Doctors will be able to hold patient consultations using online technologies as part of plans to revolutionise the delivery of health services, the medical director of the NHS has said.

Professor Sir Bruce Keogh said that IT will “completely change the way we deliver medicine” making access to GPs at any time a reality and giving patients the ability to talk to specialists anywhere in the country.

Sir Bruce told the Times newspaper he was looking at using online services such as Skype to make the NHS more convenient for users.

“I am looking at how we can put levers into the system to encourage doctors to do online consultations,” he said.

“Once you have online consultations, it breaks down geographical boundaries. It opens up the spectre of 24/7 access.”

Sir Bruce said that the health service had a long way to go before it caught up with the technological progress of recent decades, arguing that the service had to change to make use of new technology.

Doctors leaders and patient groups warned the internet should not become a means to cut access to GPs or transfer out-of-hours care to overseas call centres, but admitted budget cuts could force the NHS to rethink the way services are provided.

Patients Association chief executive Katherine Murphy told the Times that patients would “embrace” the proposals “in the right setting”.
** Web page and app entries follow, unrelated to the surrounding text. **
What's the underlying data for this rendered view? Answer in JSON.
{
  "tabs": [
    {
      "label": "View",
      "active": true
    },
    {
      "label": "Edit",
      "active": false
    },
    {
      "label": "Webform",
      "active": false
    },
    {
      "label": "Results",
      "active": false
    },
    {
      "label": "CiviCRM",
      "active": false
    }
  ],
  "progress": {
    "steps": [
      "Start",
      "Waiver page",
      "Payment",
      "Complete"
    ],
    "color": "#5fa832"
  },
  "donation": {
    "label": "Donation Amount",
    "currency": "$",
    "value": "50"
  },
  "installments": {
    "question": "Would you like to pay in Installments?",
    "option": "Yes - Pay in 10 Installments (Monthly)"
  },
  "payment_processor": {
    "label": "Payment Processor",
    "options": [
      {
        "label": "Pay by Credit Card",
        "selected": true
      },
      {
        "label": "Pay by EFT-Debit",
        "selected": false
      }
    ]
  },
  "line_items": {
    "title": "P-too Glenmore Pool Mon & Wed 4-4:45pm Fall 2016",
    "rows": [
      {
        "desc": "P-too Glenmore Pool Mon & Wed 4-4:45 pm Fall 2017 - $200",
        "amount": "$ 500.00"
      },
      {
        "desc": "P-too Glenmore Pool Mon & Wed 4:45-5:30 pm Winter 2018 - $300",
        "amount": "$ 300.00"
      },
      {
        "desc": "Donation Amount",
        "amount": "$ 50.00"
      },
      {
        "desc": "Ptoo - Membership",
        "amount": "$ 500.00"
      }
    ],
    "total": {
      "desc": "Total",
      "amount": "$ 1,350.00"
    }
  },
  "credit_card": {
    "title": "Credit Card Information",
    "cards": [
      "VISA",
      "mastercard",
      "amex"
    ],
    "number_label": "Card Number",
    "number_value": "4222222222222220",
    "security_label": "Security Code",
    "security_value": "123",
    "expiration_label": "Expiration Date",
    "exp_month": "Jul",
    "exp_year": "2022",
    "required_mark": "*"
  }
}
“There is scope for initiatives like this. If your child has a rash, your GP could look at it and say ‘you need to come in’ or ‘you need to go to hospital’. It may speed up the process.”

But she added: “We would be concerned that it could translate to more frustration for patients. People are already concerned that they are spending less time with their GP and we wouldn’t want this to be a way of reducing that further. It should always be the choice of the individual.”